Recently a story appeared (English, Hebrew) about part of an Ottoman-era pipe found in Jerusalem with the words in Arabic القلب لغة المحبوب. (A picture of the pipe-piece is included with the story, but it is unfortunately of such low resolution that it borders on being useless.) The Arabic words are said to mean in the English version, “Heart is language for the lover,” which, being pretty shabby English, is supplied with the interpretation, “love is language for the lovers;” still not very good English. In the Hebrew version, both times a translation is given, it’s the same: האהבה היא שפת האוהבים, that is, something equivalent to the English “interpretation”, with “heart” becoming “love” and “lovers” being plural and made to be agents rather than patients. To be clear, the last word in the original Arabic sentence is singular and passive, and since a definite singular noun (like indefinite plural nouns) can have a generic meaning in English, I see no reason to change “lover” to “lovers”. In addition, while “lover” is not completely wrong, better would be “beloved”. Now to the meaning of قلب (cf. Lane pp. 2553-2554): it is probably a stretch to go from “heart” to “love”, as in both the English and Hebrew versions of this report. Something along the lines of “sincerity” or “intimacy” is probably meant. So, lest I be accused of deriding someone else’s translation without offering one of my own for someone else’s derision: “Sincerity is the beloved’s language.” If Spanish is the loving tongue (which I do not necessarily concede), the pipe must be the loving smoke. (Note that in the song “Spanish is the Loving Tongue,” we hear a few times “mi corazón”, that is, “my heart” in the meaning of English “sweetheart“.)
I’ll take this opportunity to point out a few studies dealing with smoking in Ottoman-ruled lands:
- Aimee C. Bouzigard, Archaeological Evidence for the Consumption of Tobacco and Coffee in Ottoman Arabia, M.A. thesis, East Carolina University, 2010.
- James Grehan, “Smoking and ‘Early Modern’ Sociability: The Great Tobacco Debate in the Ottoman Middle East (Seventeenth to Eighteenth Centuries),” American Historical Review 3 (2006): 1352-1377.
- Cheryl Ward and Uzi Baram, “Global Markets, Local Practice: Ottoman-period Clay Pipes and Smoking Paraphernalia from the Red Sea Shipwreck at Sadana Island, Egypt,” International Journal of Historical Archaeology 10 (2006): 135-158.
A number of pictures and drawings of pipes from various parts of the world and various time periods will be found in:
- Alfred Dunhill, The Pipe Book (1924, rev. ed. 1969).
- Sander L. Gilman and Zhou Xun, eds., Smoke: A Global History of Smoking (London: Reaktion Books, 2004).
The subject of tobacco aroused the literary and legal acumen of a number of Muslim writers, most famously perhaps ˤAbd al-Ġanī al-Nābulsī (1641-1731), but there are many other works, several of which are anonymous.
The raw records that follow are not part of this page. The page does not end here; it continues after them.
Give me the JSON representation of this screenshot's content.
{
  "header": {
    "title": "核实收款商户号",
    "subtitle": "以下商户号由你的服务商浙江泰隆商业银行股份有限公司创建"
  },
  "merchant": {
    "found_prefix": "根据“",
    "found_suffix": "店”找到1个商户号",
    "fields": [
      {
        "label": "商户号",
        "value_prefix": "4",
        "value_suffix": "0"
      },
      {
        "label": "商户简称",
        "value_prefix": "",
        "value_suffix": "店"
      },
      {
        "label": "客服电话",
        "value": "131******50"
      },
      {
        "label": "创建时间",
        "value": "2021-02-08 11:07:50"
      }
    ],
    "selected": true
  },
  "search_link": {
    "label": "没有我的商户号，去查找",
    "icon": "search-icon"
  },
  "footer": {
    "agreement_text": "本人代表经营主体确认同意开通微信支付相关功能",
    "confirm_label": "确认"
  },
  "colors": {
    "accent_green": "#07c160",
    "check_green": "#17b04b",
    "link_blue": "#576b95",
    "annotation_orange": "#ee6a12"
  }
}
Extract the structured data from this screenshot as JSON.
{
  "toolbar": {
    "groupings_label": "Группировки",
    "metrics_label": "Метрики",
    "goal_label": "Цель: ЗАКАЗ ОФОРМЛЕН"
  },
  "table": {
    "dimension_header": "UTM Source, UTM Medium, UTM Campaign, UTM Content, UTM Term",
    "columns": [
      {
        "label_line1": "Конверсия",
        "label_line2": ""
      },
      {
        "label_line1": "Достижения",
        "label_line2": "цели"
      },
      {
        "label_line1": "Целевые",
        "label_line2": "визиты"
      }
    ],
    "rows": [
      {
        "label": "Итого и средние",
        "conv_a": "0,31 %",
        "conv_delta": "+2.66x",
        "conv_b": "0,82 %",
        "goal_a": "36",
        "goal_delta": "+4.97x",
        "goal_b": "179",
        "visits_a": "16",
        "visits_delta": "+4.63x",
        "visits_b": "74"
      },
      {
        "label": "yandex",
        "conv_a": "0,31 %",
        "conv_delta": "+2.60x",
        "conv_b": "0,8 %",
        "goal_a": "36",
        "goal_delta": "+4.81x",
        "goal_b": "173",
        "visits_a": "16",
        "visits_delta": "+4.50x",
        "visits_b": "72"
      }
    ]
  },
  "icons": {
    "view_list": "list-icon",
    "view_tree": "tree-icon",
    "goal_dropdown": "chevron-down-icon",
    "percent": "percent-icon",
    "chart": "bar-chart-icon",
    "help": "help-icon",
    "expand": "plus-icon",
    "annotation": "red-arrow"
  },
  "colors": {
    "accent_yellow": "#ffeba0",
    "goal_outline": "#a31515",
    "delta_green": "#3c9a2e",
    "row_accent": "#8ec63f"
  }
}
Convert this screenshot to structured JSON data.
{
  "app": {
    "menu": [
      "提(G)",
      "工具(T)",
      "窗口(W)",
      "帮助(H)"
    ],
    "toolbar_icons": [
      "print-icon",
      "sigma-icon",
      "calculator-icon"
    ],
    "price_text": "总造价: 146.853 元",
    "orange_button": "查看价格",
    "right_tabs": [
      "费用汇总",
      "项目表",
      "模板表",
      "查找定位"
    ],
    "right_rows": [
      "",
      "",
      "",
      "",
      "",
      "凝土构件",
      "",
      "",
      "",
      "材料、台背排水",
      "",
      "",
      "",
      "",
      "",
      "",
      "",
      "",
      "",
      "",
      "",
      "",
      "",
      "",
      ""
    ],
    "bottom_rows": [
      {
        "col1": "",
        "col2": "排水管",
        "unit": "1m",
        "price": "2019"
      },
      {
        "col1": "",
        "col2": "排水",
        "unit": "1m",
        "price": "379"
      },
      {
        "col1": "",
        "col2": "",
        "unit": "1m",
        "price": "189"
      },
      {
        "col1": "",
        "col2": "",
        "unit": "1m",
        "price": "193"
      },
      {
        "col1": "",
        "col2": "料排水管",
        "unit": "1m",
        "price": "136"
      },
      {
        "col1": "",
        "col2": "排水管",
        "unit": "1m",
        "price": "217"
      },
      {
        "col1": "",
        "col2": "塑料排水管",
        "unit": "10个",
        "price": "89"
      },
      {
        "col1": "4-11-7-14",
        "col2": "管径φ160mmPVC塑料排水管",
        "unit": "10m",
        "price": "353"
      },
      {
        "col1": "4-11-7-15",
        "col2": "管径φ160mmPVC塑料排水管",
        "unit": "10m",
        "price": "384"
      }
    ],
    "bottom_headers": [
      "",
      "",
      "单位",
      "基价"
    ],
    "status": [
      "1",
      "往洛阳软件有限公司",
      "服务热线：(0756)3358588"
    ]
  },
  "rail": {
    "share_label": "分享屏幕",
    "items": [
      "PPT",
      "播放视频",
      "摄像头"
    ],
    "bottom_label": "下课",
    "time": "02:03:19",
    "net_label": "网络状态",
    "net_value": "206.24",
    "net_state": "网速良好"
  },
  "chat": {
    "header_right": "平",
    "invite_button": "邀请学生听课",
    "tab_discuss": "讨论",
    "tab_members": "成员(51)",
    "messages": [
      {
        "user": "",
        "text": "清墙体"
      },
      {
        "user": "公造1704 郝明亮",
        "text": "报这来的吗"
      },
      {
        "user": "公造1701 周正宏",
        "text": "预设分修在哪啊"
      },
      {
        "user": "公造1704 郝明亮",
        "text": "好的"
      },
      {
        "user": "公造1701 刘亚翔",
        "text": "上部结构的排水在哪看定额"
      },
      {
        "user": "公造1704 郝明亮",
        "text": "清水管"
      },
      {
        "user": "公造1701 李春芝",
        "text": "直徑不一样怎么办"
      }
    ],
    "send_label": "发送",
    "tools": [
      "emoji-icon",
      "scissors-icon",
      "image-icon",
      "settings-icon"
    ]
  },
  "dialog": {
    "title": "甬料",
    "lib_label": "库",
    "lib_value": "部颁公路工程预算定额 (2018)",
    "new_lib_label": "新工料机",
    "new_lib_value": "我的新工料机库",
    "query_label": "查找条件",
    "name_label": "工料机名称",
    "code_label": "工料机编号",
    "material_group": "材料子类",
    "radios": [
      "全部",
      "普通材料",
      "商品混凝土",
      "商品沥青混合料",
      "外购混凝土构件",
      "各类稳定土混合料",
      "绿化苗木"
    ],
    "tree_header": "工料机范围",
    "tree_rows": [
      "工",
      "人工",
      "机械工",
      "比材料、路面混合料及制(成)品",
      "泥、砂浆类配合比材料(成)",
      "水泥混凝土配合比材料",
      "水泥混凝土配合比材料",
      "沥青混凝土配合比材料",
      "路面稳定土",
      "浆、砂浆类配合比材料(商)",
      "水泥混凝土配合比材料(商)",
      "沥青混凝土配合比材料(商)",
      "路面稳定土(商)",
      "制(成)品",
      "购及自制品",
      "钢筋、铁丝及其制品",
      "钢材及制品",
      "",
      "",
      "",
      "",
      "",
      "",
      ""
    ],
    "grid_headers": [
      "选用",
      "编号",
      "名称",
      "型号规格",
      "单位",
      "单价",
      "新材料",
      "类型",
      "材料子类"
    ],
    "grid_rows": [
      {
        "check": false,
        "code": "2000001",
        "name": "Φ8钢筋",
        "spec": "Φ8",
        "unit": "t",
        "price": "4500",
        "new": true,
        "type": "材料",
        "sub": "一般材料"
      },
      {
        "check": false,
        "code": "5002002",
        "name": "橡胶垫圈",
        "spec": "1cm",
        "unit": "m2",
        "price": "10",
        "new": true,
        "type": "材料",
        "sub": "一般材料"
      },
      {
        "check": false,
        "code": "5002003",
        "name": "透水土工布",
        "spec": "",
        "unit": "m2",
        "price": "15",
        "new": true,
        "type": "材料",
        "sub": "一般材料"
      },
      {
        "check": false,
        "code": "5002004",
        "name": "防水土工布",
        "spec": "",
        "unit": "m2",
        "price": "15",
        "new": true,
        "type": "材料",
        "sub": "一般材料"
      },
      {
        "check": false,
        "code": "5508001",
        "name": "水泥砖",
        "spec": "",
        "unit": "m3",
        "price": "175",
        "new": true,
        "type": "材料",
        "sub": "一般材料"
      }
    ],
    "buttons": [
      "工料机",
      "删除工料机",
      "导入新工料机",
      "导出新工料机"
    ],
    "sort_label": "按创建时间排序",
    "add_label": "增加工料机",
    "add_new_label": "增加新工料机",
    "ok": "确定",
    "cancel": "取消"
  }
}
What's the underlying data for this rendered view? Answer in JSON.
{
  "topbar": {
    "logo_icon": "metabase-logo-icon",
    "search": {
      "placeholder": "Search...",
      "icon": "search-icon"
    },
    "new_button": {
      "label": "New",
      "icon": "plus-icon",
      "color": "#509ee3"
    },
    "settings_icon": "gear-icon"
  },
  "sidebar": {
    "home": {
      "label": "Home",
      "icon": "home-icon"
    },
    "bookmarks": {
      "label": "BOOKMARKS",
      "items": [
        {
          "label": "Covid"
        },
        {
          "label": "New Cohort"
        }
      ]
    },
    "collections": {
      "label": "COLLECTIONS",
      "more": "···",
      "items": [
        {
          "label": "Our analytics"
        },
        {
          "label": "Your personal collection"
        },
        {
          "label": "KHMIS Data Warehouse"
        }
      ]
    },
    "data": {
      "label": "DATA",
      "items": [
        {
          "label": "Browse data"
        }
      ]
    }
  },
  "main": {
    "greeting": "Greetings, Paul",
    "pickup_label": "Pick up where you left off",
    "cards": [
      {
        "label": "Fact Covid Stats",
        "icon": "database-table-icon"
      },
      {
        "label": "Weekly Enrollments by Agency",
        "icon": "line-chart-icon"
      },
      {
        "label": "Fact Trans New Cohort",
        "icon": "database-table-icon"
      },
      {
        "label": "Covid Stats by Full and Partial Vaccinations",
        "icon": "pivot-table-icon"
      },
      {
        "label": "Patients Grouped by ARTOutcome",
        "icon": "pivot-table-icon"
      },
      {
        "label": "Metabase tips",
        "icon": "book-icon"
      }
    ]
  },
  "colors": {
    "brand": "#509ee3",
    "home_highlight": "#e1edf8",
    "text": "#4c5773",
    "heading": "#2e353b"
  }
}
Most of these texts remain only in manuscript. As just two collection examples, note W. Ahlwardt’s catalog of Arabic manuscripts at Berlin, vol. 5 (Berlin, 1893), nos. 5486-5496 (including ḥašīš), and some texts in the Daiber Collection at the Institute of Oriental Culture, the University of Tokyo, which is searchable here.
As a final and tangential note, I add that more recent Gǝˤǝz manuscripts occasionally have anti-smoking notes. To my knowledge, nothing on this has been published, but you can see some references by searching the EMML manuscripts in HMML’s catalog.